What happens to the area of a square if you double the length of the sides? Try the same thing with rectangles, diamonds and other shapes. How do the four smaller ones fit into the larger one?

Here is a version of the game 'Happy Families' for you to make and play.

A group of children are discussing the height of a tall tree. How would you go about finding out its height?

In this challenge, you will work in a group to investigate circular fences enclosing trees that are planted in square or triangular arrangements.

We went to the cinema and decided to buy some bags of popcorn so we asked about the prices. Investigate how much popcorn each bag holds so find out which we might have bought.

How many different cuboids can you make when you use four CDs or DVDs? How about using five, then six?

What is the largest number of circles we can fit into the frame without them overlapping? How do you know? What will happen if you try the other shapes?

Can you make the birds from the egg tangram?

NRICH December 2006 advent calendar - a new tangram for each day in the run-up to Christmas.

Take a rectangle of paper and fold it in half, and half again, to make four smaller rectangles. How many different ways can you fold it up?

Can you make the most extraordinary, the most amazing, the most unusual patterns/designs from these triangles which are made in a special way?

This practical investigation invites you to make tessellating shapes in a similar way to the artist Escher.

Our 2008 Advent Calendar has a 'Making Maths' activity for every day in the run-up to Christmas.

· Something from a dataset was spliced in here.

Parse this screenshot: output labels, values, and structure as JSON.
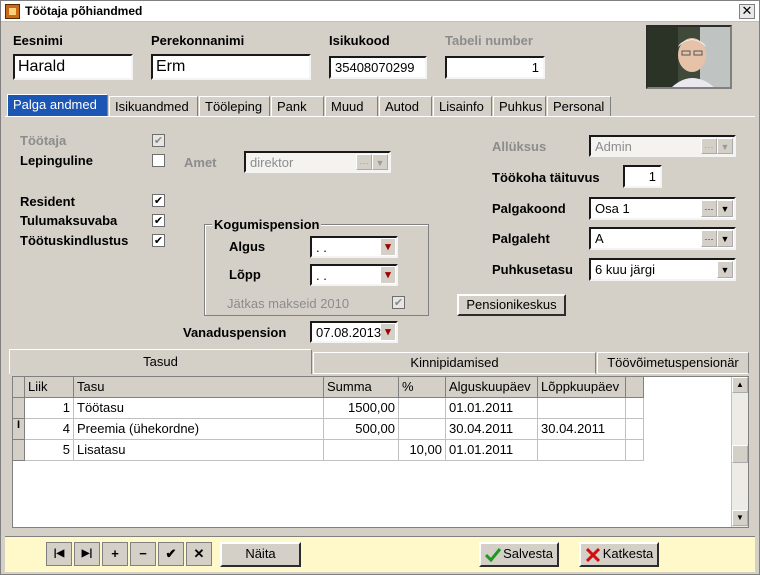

This was a problem for our birthday website. Can you use four of these pieces to form a square? How about making a square with all five pieces?

Can you fit the tangram pieces into the outline of Little Ming and Little Fung dancing?

Can you fit the tangram pieces into the outlines of the candle and sundial?

Can you fit the tangram pieces into the outlines of the chairs?

Can you fit the tangram pieces into the outlines of the lobster, yacht and cyclist?

Can you fit the tangram pieces into the outline of this shape. How would you describe it?

Can you fit the tangram pieces into the outlines of Mai Ling and Chi Wing?

Can you fit the tangram pieces into the outline of these rabbits?

Can you fit the tangram pieces into the outlines of the workmen?

Can you fit the tangram pieces into the outline of this plaque design?

Did you know mazes tell stories? Find out more about mazes and make one of your own.

Follow these instructions to make a five-pointed snowflake from a square of paper.

Exploring and predicting folding, cutting and punching holes and making spirals.

Surprise your friends with this magic square trick.

It's hard to make a snowflake with six perfect lines of symmetry, but it's fun to try!

What is the greatest number of counters you can place on the grid below without four of them lying at the corners of a square?

Can you fit the tangram pieces into the outline of this goat and giraffe?

Make a cube out of straws and have a go at this practical challenge.

Paint a stripe on a cardboard roll. Can you predict what will happen when it is rolled across a sheet of paper?

Can you fit the tangram pieces into the outline of the telescope and microscope?

Can you fit the tangram pieces into the outline of this brazier for roasting chestnuts?

This practical problem challenges you to create shapes and patterns with two different types of triangle. You could even try overlapping them.

Ideas for practical ways of representing data such as Venn and Carroll diagrams.

Use the lines on this figure to show how the square can be divided into 2 halves, 3 thirds, 6 sixths and 9 ninths.

Take a counter and surround it by a ring of other counters that MUST touch two others. How many are needed?

Looking at the picture of this Jomista Mat, can you decribe what you see? Why not try and make one yourself?

An activity making various patterns with 2 x 1 rectangular tiles.

Here's a simple way to make a Tangram without any measuring or ruling lines.

Kaia is sure that her father has worn a particular tie twice a week in at least five of the last ten weeks, but her father disagrees. Who do you think is right?

Using different numbers of sticks, how many different triangles are you able to make? Can you make any rules about the numbers of sticks that make the most triangles?

Follow the diagrams to make this patchwork piece, based on an octagon in a square.

Can you recreate this Indian screen pattern? Can you make up similar patterns of your own?

Can you fit the tangram pieces into the outline of Wai Ping, Wah Ming and Chi Wing?

Can you fit the tangram pieces into the outline of Little Fung at the table?

Have you noticed that triangles are used in manmade structures? Perhaps there is a good reason for this? 'Test a Triangle' and see how rigid triangles are.

Can you fit the tangram pieces into the outlines of these people?